THE new Secretary of State for Health is remaining tight-lipped about whether the new coalition government will support plans to privatise the management of Hinchingbrooke Hospital. The three remaining private bidders faced the public at a meeting on Wednesday

THE new Secretary of State for Health is remaining tight-lipped about whether the new coalition government will support plans to privatise the management of Hinchingbrooke Hospital.

The three remaining private bidders faced the public at a meeting on Wednesday (May 26) at Hinchingbrooke House in Huntingdon and in St Neots on July 19 but will not disclose the details of how they plan to manage the hospital. They will only make presentations about their organisations, experience, skills and ethos. This is information which is freely available on their websites.

South Cambridgeshire MP Andrew Lansley has refused to comment on the future of the Huntingdon hospital, which is to be managed by a private firm from next May.

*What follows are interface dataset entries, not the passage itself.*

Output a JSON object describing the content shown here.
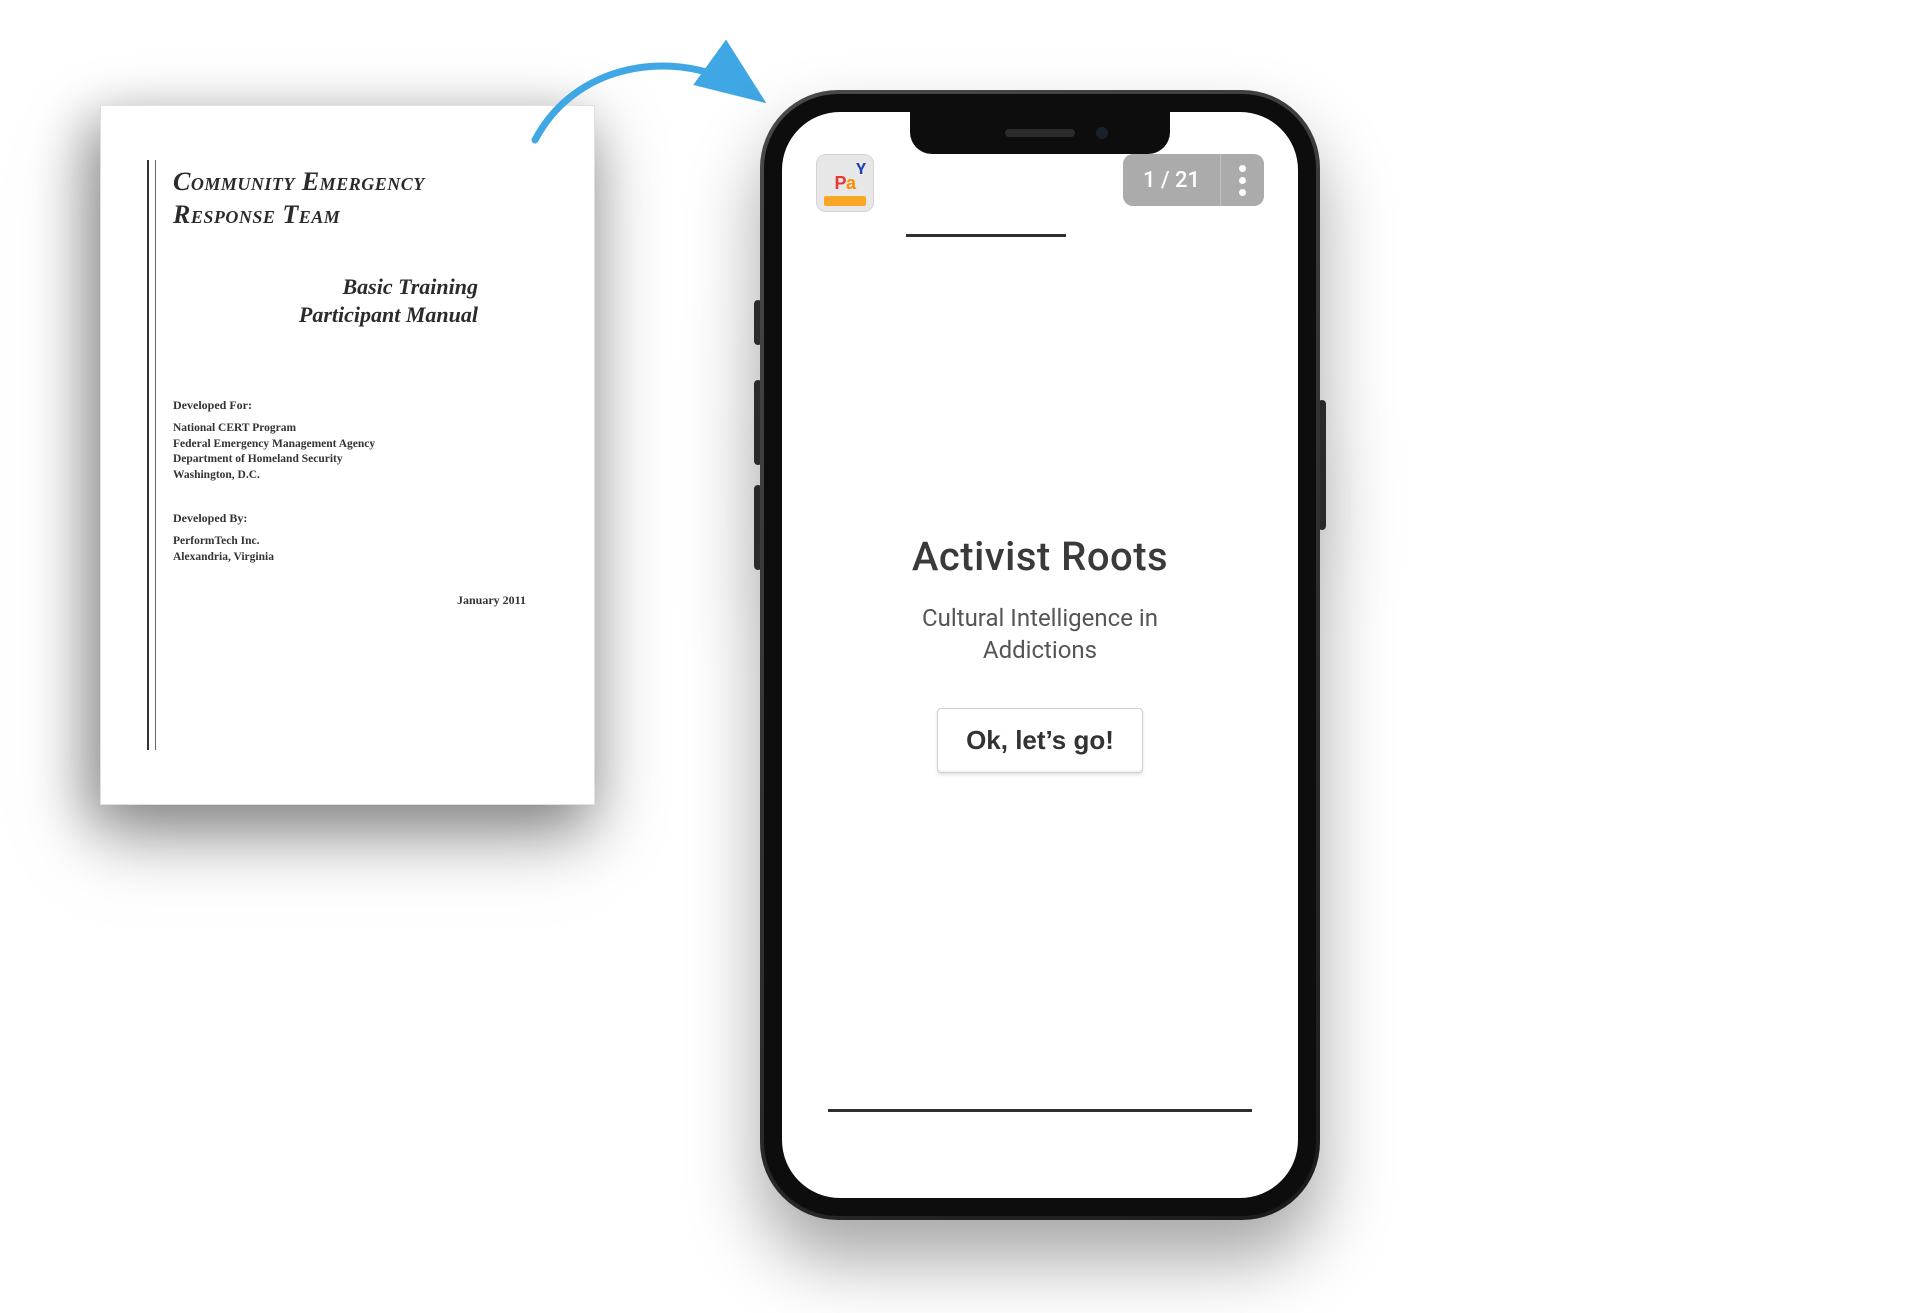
{
  "document": {
    "title": "Community Emergency\n        Response Team",
    "subtitle": "Basic Training\nParticipant Manual",
    "developed_for_label": "Developed For:",
    "developed_for_body": "National CERT Program\nFederal Emergency Management Agency\nDepartment of Homeland Security\nWashington, D.C.",
    "developed_by_label": "Developed By:",
    "developed_by_body": "PerformTech Inc.\nAlexandria, Virginia",
    "date": "January 2011"
  },
  "phone": {
    "logo_text": "Pa",
    "page_counter": "1 / 21",
    "course_title": "Activist Roots",
    "course_subtitle": "Cultural Intelligence in\nAddictions",
    "cta_label": "Ok, let’s go!",
    "icons": {
      "logo": "pay-logo",
      "menu": "kebab-menu-icon"
    }
  },
  "arrow": {
    "color": "#3fa7e4"
  }
}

Following numerous phone calls and e-mails from The Hunts Post to Mr Lansley's office, his spokesman said all health enquiries would need to go through the Department of Health. But the Department said it would "not be willing to make a statement on Hinchingbrooke Hospital".

In the run-up to the General Election, Mr Lansley had told The Hunts Post that Hinchingbrooke needed new management and said: "We will continue to seek the best possible management team to put Hinchingbrooke back on its feet.

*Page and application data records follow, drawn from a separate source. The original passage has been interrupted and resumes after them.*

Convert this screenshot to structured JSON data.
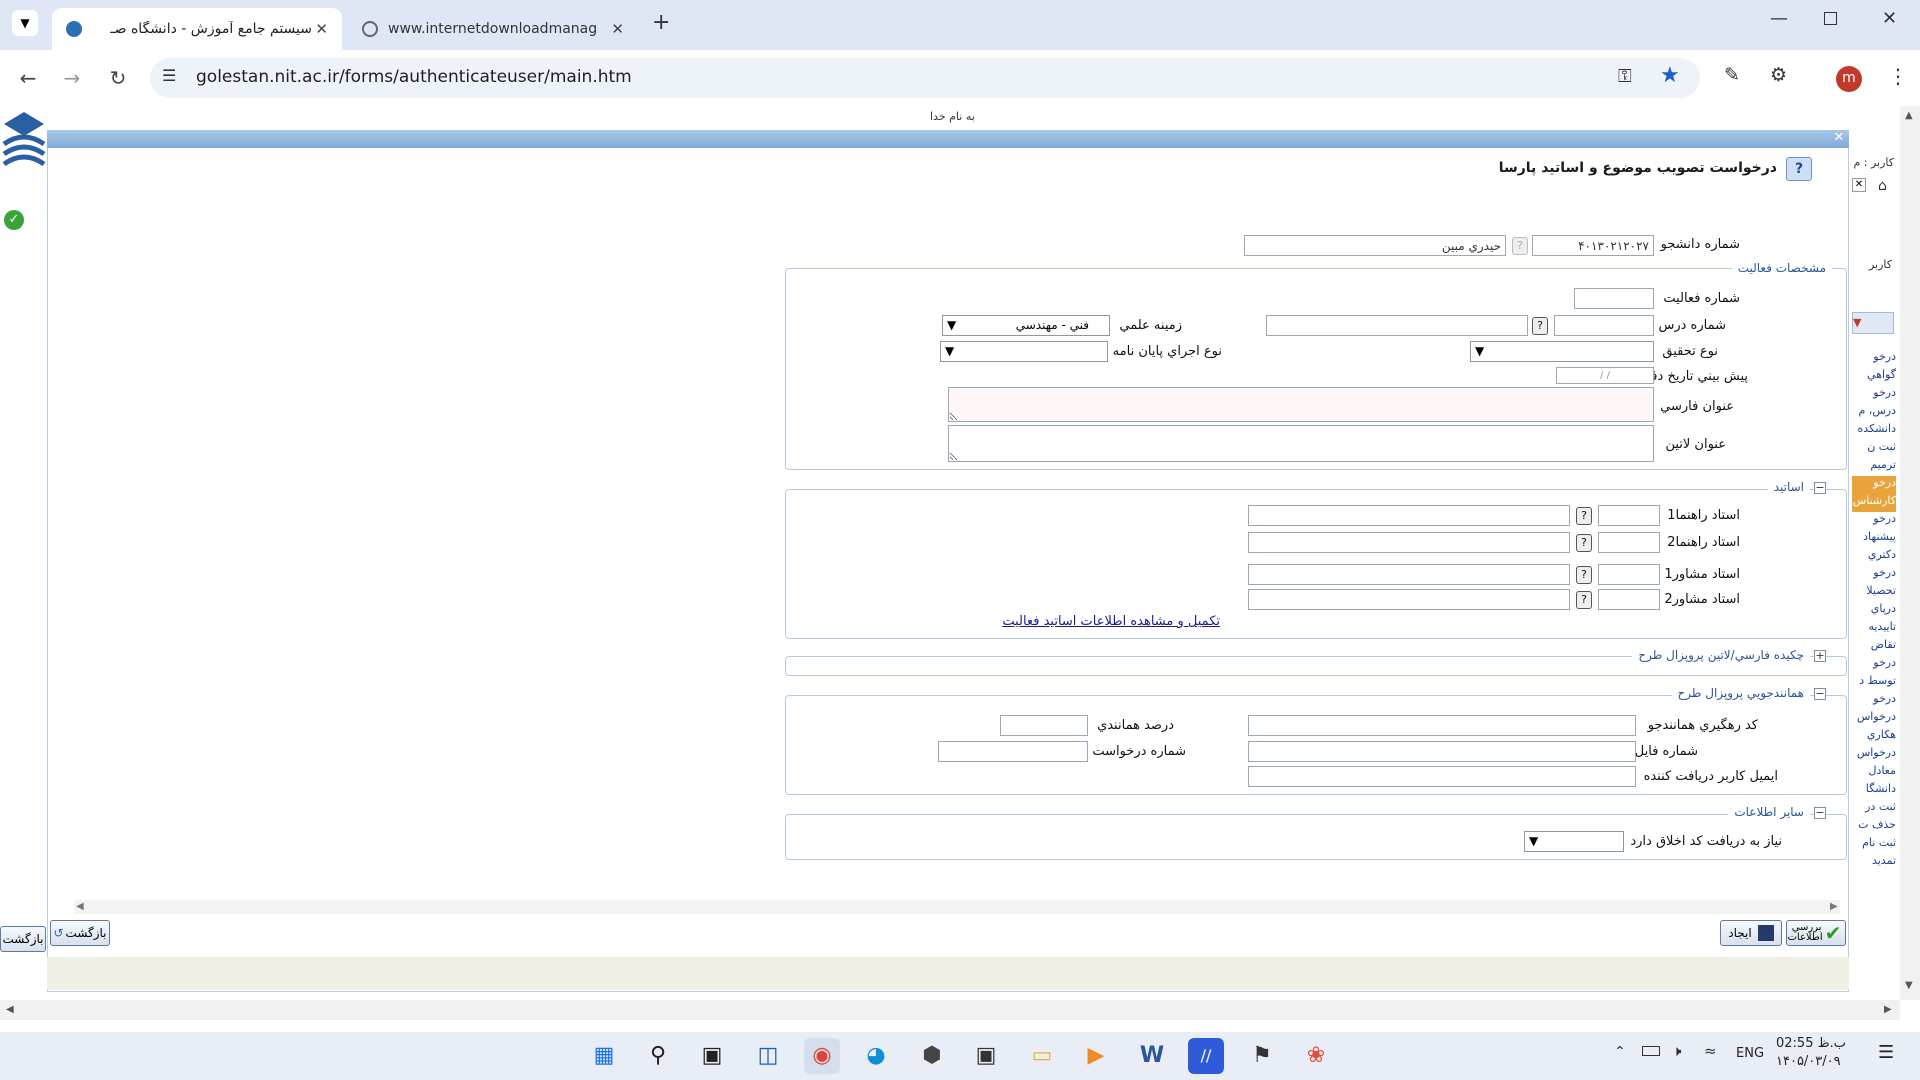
{
  "tabs": [
    {
      "title": "سیستم جامع آموزش - دانشگاه صـ",
      "active": true
    },
    {
      "title": "www.internetdownloadmanage",
      "active": false
    }
  ],
  "toolbar": {
    "url": "golestan.nit.ac.ir/forms/authenticateuser/main.htm",
    "profile_initial": "m"
  },
  "page": {
    "banner": "به نام خدا"
  },
  "form": {
    "title": "درخواست تصويب موضوع و اساتيد پارسا",
    "student": {
      "label": "شماره دانشجو",
      "id": "۴۰۱۳۰۲۱۲۰۲۷",
      "name": "حيدري مبين"
    },
    "activity": {
      "legend": "مشخصات فعاليت",
      "activity_no_label": "شماره فعاليت",
      "course_no_label": "شماره درس",
      "field_label": "زمينه علمي",
      "field_value": "فني - مهندسي",
      "research_type_label": "نوع تحقيق",
      "thesis_type_label": "نوع اجراي پايان نامه",
      "defense_date_label": "پيش بيني تاريخ دفاع",
      "defense_date_placeholder": "/ /",
      "title_fa_label": "عنوان فارسي",
      "title_en_label": "عنوان لاتين"
    },
    "professors": {
      "legend": "اساتيد",
      "sup1": "استاد راهنما1",
      "sup2": "استاد راهنما2",
      "adv1": "استاد مشاور1",
      "adv2": "استاد مشاور2",
      "link": "تكميل و مشاهده اطلاعات اساتيد فعاليت"
    },
    "abstract": {
      "legend": "چكيده فارسي/لاتين پروپزال طرح"
    },
    "similarity": {
      "legend": "همانندجويي پروپزال طرح",
      "tracking_label": "كد رهگيري همانندجو",
      "percent_label": "درصد همانندي",
      "file_label": "شماره فايل",
      "request_label": "شماره درخواست",
      "email_label": "ايميل كاربر دريافت كننده"
    },
    "other": {
      "legend": "ساير اطلاعات",
      "ethics_label": "نياز به دريافت كد اخلاق دارد"
    }
  },
  "buttons": {
    "back": "بازگشت",
    "create": "ايجاد",
    "review": "بررسي اطلاعات",
    "back_outer": "بازگشت"
  },
  "right_panel": {
    "user_label": "كاربر : م",
    "user2": "كاربر",
    "items": [
      "درخو",
      "گواهي",
      "درخو",
      "درس، م",
      "دانشكده",
      "ثبت ن",
      "ترميم",
      "درخو",
      "كارشناس",
      "درخو",
      "پيشنهاد",
      "دكتري",
      "درخو",
      "تحصيلا",
      "درپاي",
      "تاييديه",
      "تقاض",
      "درخو",
      "توسط د",
      "درخو",
      "درخواس",
      "هكاري",
      "درخواس",
      "معادل",
      "دانشگا",
      "ثبت در",
      "حذف ت",
      "ثبت نام",
      "تمديد"
    ]
  },
  "taskbar": {
    "lang": "ENG",
    "time": "02:55 ب.ظ",
    "date": "۱۴۰۵/۰۳/۰۹"
  }
}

"There will be no privatisation of the assets or services."

However, the Lib Dems had been opposed to the plan and could influence the future of the scheme.

The previous management at Hinchingbrooke, under chief executive Mark Millar, had ensured that Hinchingbrooke was breaking even, but was not paying off the £40million debt - built up partly by NHS accounting practices.

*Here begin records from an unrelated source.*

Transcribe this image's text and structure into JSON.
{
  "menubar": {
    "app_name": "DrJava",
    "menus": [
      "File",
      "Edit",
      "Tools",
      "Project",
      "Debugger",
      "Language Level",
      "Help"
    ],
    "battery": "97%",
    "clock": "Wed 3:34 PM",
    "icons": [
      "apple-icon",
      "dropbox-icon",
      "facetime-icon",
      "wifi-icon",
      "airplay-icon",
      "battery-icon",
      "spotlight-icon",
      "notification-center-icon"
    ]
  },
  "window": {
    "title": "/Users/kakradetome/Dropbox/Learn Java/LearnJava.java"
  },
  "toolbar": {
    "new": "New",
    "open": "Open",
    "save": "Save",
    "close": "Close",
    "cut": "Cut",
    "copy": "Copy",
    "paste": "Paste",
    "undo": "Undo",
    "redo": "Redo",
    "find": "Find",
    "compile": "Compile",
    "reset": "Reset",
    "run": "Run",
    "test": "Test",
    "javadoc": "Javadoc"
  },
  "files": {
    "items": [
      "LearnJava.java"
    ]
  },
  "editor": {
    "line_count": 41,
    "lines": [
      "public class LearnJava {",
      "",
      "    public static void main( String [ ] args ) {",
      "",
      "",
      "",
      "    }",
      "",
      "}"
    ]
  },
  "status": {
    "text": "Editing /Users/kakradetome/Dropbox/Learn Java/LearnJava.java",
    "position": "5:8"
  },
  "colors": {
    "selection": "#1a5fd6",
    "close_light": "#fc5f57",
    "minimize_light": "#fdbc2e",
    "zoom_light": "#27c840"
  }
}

With no one willing to block the process, it looks as if the East of England Strategic Health Authority will continue its search for a new franchise operator - now down to three companies: Circle Health, Ramsay Health Care and Serco.

However, the information about the plans for Hinchingbrooke that have been put forward by these firms will not be made public, the NHS has reiterated this week.

A spokesman said: "It isn't a case of us holding our cards close to our chest, we are following the general procurement guidelines".

Details of what the bidders intend to do are being kept secret on the basis that they "remain commercial and in confidence". Other MPs have been more forthcoming in commenting about the hospital although they are still reluctant to say if they favour the private management.

Huntingdon MP Jonathan Djanogly and North West Cambridgeshire MP Shailesh Vara insist they want what is best for patients and the community.

Speaking to The Hunts Post neither said they were dogmatically wedded to a private-sector future for the management of the hospital.

Mr Vara said: "The important thing is that we have a hospital with excellent services, and I'm delighted that we still have that.

"If, for the future, that means we have a private concern running it, we have to accept it so long as front-line services are not affected.

"But, if the existing management can manage without the need for private funds, I'm happy for that to continue.

"My main concern is that the local community should have excellent hospital services."

Mr Djanogly said: "It's right that we maximise the money going to the front line.

"I want whatever management provides better service provision for the same cost.

"If that turns out to be the existing management, I have no problem with that, and I have written to the NHS to say that.